We’ve all been spending a lot more time on social media lately. Whether Instagram, Facebook, TikTok, or something else (that as a mid-thirty-something I’m not even aware of yet) is your preferred poison, I would like to respectfully submit that it’s time for us all to make some behavioral changes in how we socialize online.
In my abundant surplus of free time (thank you, Coronavirus and the practical shutdown of the arts industry), I’ve lost countless hours to Instagram and Facebook scrolling. Well, actually, I’m a few sentences in, and it’s already time to correct myself. I say “countless hours”, but in actuality, I’ve counted thanks to my phone’s “Screen Time” analysis settings. So, here are the saddest of statistics of my life thus far:
In the past week, I opened Instagram 231 times, with a total of 5 hours of use, for an average of about 45 minutes of Instagram perusal a day.
In that same week, I disturbingly opened Facebook 409 times, with a total of 15.75 hours of use, with an average of about 2.25 hours per day (this data might be skewed by viewing links out of Facebook, as I’m not sure if those count toward the accrued time).
My phone doesn’t offer longitudinal data on Screen Time use. I can only judge myself for the past couple of weeks, but judge, I will, and extrapolate, I must. My collective social media time of about three hours a day means that in the past six months of quarantine, I’ve probably clocked over 500 hours on Instagram and Facebook. I would say a social media detox is in my future.
I tell you all of this because I want you to realize that for many of you, these statistics will be similar or potentially worse and I invite you to check up on yourself, and I want to firmly establish myself as a frequent user and therefore, a scrolling expert capable of pointing out what I view to be some of the worst offenders of social media behavior.
Ready?
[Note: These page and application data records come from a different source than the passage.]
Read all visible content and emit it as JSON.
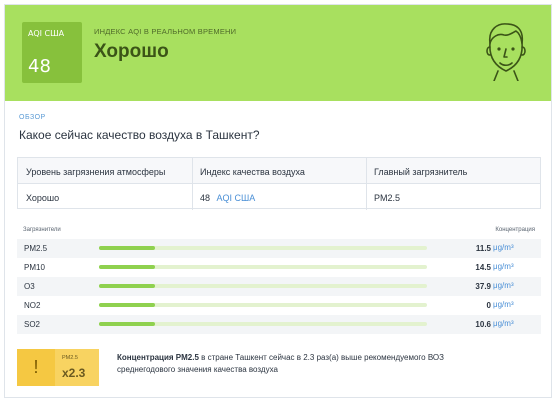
{
  "banner": {
    "aqi_label": "AQI США",
    "aqi_value": "48",
    "realtime_label": "ИНДЕКС AQI В РЕАЛЬНОМ ВРЕМЕНИ",
    "status": "Хорошо",
    "face_icon": "smiling-face-icon",
    "color": "#a8e05f"
  },
  "overview": {
    "label": "ОБЗОР",
    "question": "Какое сейчас качество воздуха в Ташкент?"
  },
  "info_table": {
    "headers": [
      "Уровень загрязнения атмосферы",
      "Индекс качества воздуха",
      "Главный загрязнитель"
    ],
    "pollution_level": "Хорошо",
    "aqi_number": "48",
    "aqi_unit": "AQI США",
    "main_pollutant": "PM2.5"
  },
  "pollutants": {
    "col_pollutant": "Загрязнители",
    "col_concentration": "Концентрация",
    "unit": "μg/m³",
    "rows": [
      {
        "name": "PM2.5",
        "value": "11.5",
        "fill": 0.17
      },
      {
        "name": "PM10",
        "value": "14.5",
        "fill": 0.17
      },
      {
        "name": "O3",
        "value": "37.9",
        "fill": 0.17
      },
      {
        "name": "NO2",
        "value": "0",
        "fill": 0.17
      },
      {
        "name": "SO2",
        "value": "10.6",
        "fill": 0.17
      }
    ]
  },
  "warning": {
    "mark": "!",
    "small_label": "PM2.5",
    "multiplier": "x2.3",
    "text_bold": "Концентрация PM2.5",
    "text_rest": " в стране Ташкент сейчас в 2.3 раз(а) выше рекомендуемого ВОЗ среднегодового значения качества воздуха"
  }
}
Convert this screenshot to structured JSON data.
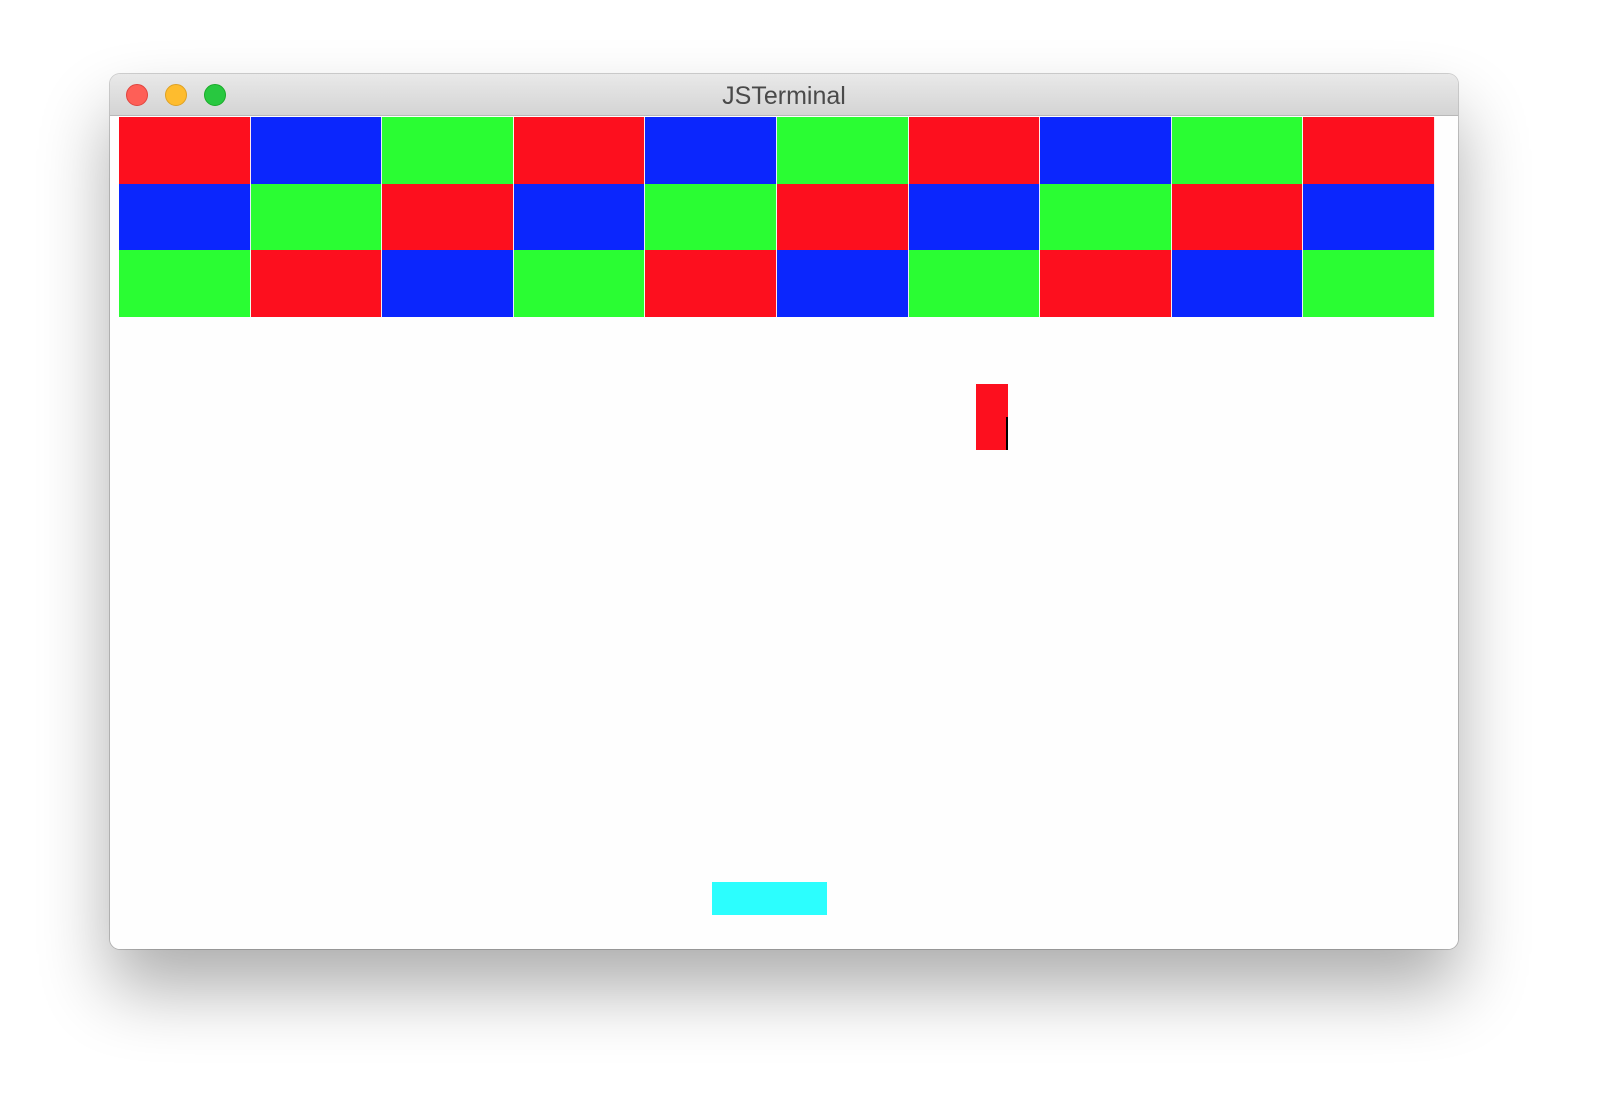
{
  "window": {
    "title": "JSTerminal"
  },
  "colors": {
    "red": "#fd0f1e",
    "blue": "#0b26fd",
    "green": "#2afd33",
    "cyan": "#2cfefe"
  },
  "bricks": [
    [
      "red",
      "blue",
      "green",
      "red",
      "blue",
      "green",
      "red",
      "blue",
      "green",
      "red"
    ],
    [
      "blue",
      "green",
      "red",
      "blue",
      "green",
      "red",
      "blue",
      "green",
      "red",
      "blue"
    ],
    [
      "green",
      "red",
      "blue",
      "green",
      "red",
      "blue",
      "green",
      "red",
      "blue",
      "green"
    ]
  ],
  "ball": {
    "color": "red"
  },
  "paddle": {
    "color": "cyan"
  }
}
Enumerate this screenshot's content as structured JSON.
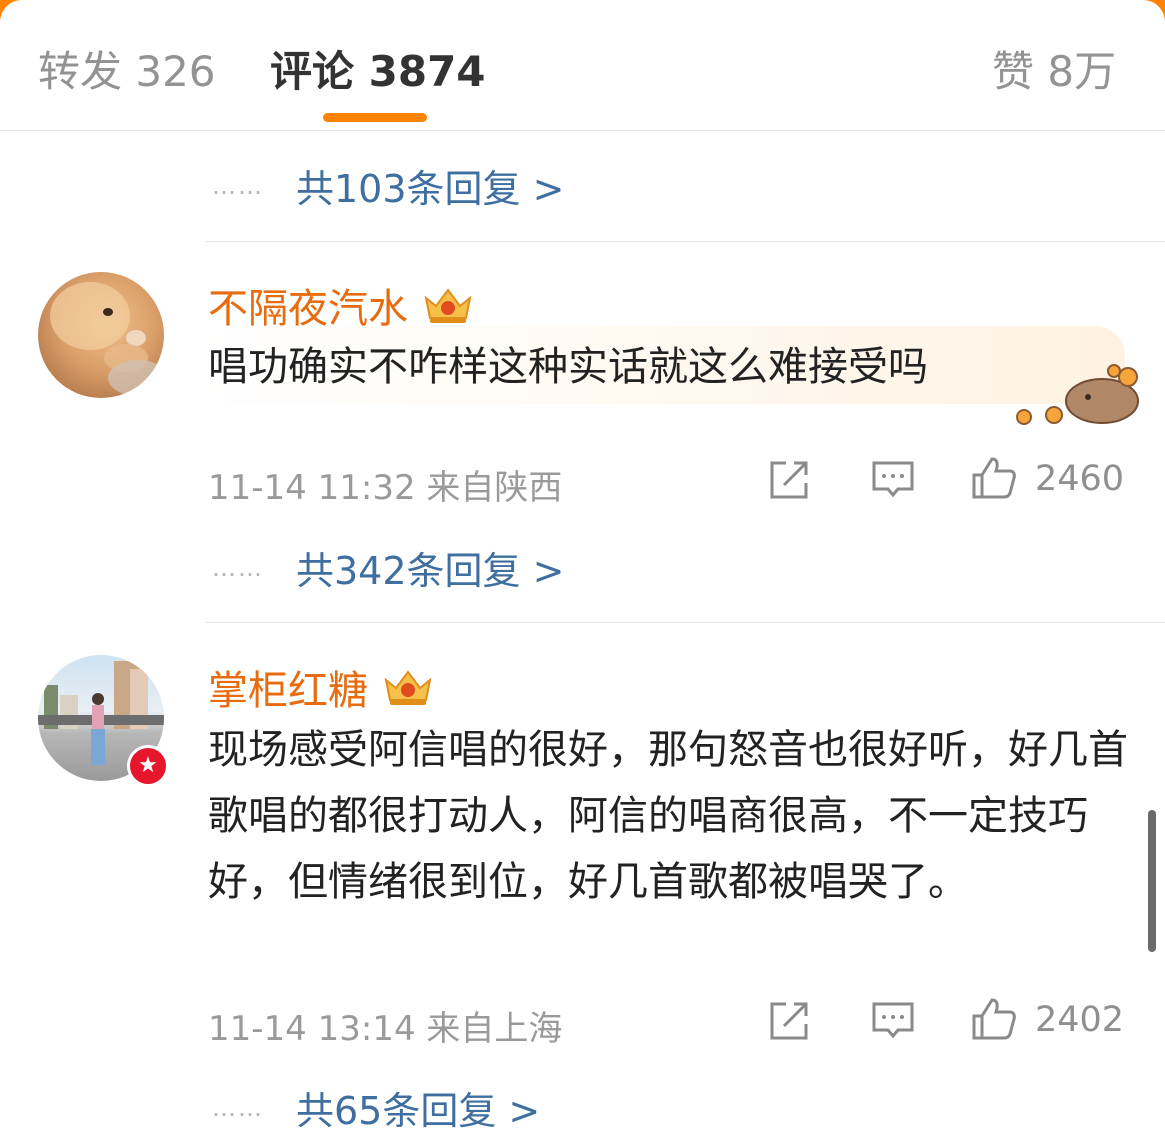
{
  "tabs": {
    "repost": "转发 326",
    "comment": "评论 3874",
    "like": "赞 8万"
  },
  "colors": {
    "accent": "#ff8200",
    "link": "#3f6ea0",
    "username": "#e86b0e"
  },
  "reply_top": {
    "dots": "……",
    "text": "共103条回复 >"
  },
  "comments": [
    {
      "username": "不隔夜汽水",
      "text": "唱功确实不咋样这种实话就这么难接受吗",
      "time": "11-14 11:32 来自陕西",
      "likes": "2460",
      "replies": "共342条回复 >"
    },
    {
      "username": "掌柜红糖",
      "text": "现场感受阿信唱的很好，那句怒音也很好听，好几首歌唱的都很打动人，阿信的唱商很高，不一定技巧好，但情绪很到位，好几首歌都被唱哭了。",
      "time": "11-14 13:14 来自上海",
      "likes": "2402",
      "replies": "共65条回复 >"
    }
  ]
}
Here we go:
1) The Abbreviator of Words That Need Not Be Abbreviated
Examples: collab, gorg, fowsh, tog, preesh, etc.
This is the abbreviation I see the most and am therefore most irritated by. The English language is wide-ranging and nuanced. We have beautiful rolling words at our disposal like “mellifluous,” “serendipitous,” and “ineffable,” and yet, we end up with “collab,” “gorg,” “fowsh,” and “preesh.” Must we really shorten every word to oblivion? I vote no.
2) The Incessant Re-share Bandit
Example: A photographer takes a gorgeous (not gorg, thank you) photo and shares it to their Instagram feed. They then re-share that post in their Instagram story, their Facebook personal page, their Facebook photography page, and every single photography group to which they belong.
I don’t know about you, but when I see a photo come across my Facebook feed for the third time because a photographer’s marketing strategy is “more is more,” I get a little annoyed. That’s an immediate unfollow for sure. There are enough actual spam accounts out there; it’s sad to see talented photographers spamming each other because they’re a little too click-happy with the re-share button. Keep in mind that many of the same people belong to multiple photography groups on Facebook (especially location-based groups), so you’re likely spamming the same folks with that eighth post of your photo.
3) The Meme Pirate
Example: Person A posts a funny photo with a caption that is relevant to them. Person B eventually sees it and recreates it as if it is their own. Persons C through Z never see the original post, only the plagiarized version. The Meme Pirate gets all of the laughs and re-shares. Person A, who had the original funny thought, is forgotten.
Who actually thinks this is a good idea? Some accounts were made an example of when they re-shared and profited off content without tagging the original creator. Many accounts seemingly solved the attribution problem by remaking the memes themselves. Don’t pretend like it’s yours because you changed the font and background color. Create your own funny meme. Boromir is waiting for you.
4) The Unsolicited Advisor
Example: Person A shares a photo to a photography group and does not ask for critique. Person B offers critique, or even worse, downloads the photo and re-edits it to show what they would have done differently.
I have legitimately seen this happen. Multiple times. I know that we are all experts in our own minds and we have certain techniques that we love and styles that we strive for in our own work, but please, don’t re-edit someone else’s photo without them asking you to. It’s just a dick move and seems like a no-brainer, and yet…
5) The Trojan Compliment Giver
Example: Instagram comments like “this is such a cool shot, you should really follow my friend @waycoolerthanyou76,” or “OMG LOVE THIS, can I get a follow? I know you’ll like my pics too,” or my personal favorite, “I would have cropped this differently but I see what you’re going for. Check out my photography tips on my feed @ilearnedphotographyoninstagramyesterday.”
The world is crashing and burning. We all need some positivity in our lives. If you like a photo and feel the need to comment, please make it valid and helpful. Don’t use comments as a means of self-promotion. If you really want more followers, you’ll get farther with genuine conversation and relationship-building than with veiled compliments.
What about you? Do any of these things get on your nerves? According to psychologists, we’re all at risk of being a little more irritable these days, so what’s been driving you up a wall? Get it off your chest in the comments! Thanks, togs! I fowsh can’t wait to hear what you have to add. Preesh!